• Gender. Women are twice as likely to suffer from depression compared to men. The higher incidence rate of depression in women is linked to female hormones. Premenstrual dysphoric disorder—characterized by severe depression, irritability, and premenstrual anxiety—is a psychiatric syndrome. Postpartum depression within one year after giving birth is common in new mothers. Hormonal fluctuation causes depression in premenopausal women. Men also suffer from depression, but they often try to hide it by drinking alcoholic beverages. Depressed men are more irritable and have low thresholds to cope with stress. More depressed women attempt suicide than men, but more depressed men die from suicide than women.

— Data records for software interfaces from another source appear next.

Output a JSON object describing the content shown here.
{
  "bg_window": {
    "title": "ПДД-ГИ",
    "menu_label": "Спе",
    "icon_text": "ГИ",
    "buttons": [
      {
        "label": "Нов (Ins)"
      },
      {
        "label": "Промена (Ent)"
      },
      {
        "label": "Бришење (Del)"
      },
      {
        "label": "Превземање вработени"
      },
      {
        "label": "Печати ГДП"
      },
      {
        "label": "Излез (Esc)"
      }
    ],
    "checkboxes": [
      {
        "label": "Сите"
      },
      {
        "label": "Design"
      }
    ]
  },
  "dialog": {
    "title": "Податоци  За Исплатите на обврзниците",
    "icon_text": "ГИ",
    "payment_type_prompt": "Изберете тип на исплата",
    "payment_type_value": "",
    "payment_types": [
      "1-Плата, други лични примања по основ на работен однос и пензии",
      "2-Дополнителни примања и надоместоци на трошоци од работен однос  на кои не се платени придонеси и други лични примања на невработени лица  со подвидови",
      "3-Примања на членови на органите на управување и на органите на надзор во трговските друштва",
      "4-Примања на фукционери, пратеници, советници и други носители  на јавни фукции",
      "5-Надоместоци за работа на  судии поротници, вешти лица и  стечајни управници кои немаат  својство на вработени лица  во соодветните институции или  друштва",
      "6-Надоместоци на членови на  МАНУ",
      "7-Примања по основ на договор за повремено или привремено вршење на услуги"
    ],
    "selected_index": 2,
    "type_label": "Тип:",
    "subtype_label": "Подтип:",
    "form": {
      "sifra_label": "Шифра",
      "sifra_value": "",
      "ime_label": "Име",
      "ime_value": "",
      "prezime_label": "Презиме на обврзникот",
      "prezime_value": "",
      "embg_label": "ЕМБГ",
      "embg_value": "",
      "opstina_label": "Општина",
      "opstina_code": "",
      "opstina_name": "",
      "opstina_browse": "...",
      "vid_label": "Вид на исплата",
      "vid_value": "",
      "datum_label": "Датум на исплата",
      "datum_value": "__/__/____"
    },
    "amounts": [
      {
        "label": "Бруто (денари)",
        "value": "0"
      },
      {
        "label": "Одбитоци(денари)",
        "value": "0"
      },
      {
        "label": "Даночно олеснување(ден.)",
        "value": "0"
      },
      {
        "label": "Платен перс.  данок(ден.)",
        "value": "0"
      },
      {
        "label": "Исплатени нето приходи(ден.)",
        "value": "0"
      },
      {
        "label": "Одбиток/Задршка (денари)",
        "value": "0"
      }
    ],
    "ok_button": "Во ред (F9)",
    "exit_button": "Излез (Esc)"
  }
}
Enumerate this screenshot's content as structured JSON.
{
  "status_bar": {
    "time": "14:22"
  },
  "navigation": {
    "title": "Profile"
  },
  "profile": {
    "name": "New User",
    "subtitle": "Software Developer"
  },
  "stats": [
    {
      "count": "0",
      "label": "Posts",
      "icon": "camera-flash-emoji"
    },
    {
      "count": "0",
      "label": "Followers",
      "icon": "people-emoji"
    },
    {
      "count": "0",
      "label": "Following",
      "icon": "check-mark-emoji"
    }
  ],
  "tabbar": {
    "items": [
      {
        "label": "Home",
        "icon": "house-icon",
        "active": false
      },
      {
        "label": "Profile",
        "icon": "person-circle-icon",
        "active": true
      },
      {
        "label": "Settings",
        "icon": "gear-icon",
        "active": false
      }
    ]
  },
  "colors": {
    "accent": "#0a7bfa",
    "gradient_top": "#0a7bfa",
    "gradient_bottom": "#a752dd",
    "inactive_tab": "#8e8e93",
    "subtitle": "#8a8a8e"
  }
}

• Age. Although depression affects all age groups, adolescent youth are among the highest at risk. A depressed mother, disrupted family life, neglect, and mental and/or physical abuse, all cause depression in adolescent youth. Depressed adolescents are vulnerable to alcohol and drug abuse, exacerbating emotional and psychological problems. Depression is often associated with illnesses—such as Alzheimer's disease, Parkinson's disease, or cancer—in elderly people. The loss of one's life partner can also lead to depression. In the US, elderly people aged 85 and older have the highest suicide rate among all age groups.

• Diseases. Severe or chronic diseases can bring about a sense of despair and lead to depression. Chronic diseases—such as hypothyroidism, fibromyalgia, arthritis, stroke, heart failure, heart attack, insomnia, Alzheimer's disease, or Parkinson's disease— adversely affect the mood and increase the risk of depression. Medications also increase the risk of depression.

What Are the Complications Associated with Depression?

• Obesity

• Alcohol and substance abuse

• Anxiety, panic, and social phobia

• Family conflict, relationship stress, and problems in school and at work

• Suicidal thoughts or attempts

• Self-mutilation